Show every line in the entries below where the word "icon" appears.
Start of Data for review
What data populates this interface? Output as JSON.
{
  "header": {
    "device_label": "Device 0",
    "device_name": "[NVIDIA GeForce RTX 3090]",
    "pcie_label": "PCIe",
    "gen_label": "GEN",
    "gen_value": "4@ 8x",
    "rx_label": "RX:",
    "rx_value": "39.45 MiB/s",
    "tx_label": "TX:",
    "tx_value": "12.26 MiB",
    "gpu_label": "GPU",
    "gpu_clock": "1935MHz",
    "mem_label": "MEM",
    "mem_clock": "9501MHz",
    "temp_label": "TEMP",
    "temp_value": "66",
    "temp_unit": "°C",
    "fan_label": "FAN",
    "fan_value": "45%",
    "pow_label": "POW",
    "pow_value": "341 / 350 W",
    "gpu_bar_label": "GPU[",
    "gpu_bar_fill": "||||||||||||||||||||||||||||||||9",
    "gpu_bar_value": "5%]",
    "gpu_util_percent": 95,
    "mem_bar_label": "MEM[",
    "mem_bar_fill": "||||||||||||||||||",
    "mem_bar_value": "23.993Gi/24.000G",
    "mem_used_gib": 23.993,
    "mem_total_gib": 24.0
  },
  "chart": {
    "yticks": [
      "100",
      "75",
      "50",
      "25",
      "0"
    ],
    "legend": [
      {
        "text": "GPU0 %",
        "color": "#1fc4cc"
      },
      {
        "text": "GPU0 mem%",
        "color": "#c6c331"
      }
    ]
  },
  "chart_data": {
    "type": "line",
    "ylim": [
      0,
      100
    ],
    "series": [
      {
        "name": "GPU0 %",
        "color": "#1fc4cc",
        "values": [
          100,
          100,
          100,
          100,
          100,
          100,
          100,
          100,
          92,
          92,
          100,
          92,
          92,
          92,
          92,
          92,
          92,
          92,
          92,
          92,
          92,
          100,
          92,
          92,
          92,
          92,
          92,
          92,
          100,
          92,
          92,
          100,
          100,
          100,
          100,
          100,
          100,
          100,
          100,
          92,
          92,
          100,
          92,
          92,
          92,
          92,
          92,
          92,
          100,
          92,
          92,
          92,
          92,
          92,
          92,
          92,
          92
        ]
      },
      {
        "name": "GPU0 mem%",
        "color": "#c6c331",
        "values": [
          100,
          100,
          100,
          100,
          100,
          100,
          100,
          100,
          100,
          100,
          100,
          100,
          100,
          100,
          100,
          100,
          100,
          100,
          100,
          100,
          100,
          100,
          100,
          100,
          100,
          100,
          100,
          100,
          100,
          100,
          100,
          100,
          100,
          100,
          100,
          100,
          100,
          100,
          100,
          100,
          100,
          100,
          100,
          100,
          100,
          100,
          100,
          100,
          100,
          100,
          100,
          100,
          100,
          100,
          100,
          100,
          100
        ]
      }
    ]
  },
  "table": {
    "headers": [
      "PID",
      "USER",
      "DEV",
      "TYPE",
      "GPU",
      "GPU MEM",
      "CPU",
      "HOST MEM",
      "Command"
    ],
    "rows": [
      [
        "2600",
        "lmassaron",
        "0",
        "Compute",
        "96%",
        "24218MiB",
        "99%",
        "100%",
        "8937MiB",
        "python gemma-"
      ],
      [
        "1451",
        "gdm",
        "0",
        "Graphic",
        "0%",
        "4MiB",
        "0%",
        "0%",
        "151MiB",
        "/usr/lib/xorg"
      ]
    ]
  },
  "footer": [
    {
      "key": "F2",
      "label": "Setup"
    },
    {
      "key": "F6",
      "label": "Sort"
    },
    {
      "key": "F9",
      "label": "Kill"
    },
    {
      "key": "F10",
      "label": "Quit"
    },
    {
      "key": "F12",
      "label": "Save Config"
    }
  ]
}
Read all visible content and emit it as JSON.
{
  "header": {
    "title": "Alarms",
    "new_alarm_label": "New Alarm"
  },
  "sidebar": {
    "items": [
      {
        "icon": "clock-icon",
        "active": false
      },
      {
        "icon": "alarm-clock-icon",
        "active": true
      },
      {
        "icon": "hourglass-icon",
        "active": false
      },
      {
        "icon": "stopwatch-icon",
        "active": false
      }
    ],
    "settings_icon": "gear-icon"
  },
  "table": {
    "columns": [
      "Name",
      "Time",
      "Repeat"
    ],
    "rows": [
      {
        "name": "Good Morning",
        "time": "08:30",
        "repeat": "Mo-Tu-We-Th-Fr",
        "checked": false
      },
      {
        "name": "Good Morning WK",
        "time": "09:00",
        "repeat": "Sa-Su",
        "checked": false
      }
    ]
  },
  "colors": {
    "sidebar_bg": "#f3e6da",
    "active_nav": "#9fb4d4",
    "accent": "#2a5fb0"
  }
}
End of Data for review
(Solution for this problem):
        "icon": "clock-icon",
        "icon": "alarm-clock-icon",
        "icon": "hourglass-icon",
        "icon": "stopwatch-icon",
    "settings_icon": "gear-icon"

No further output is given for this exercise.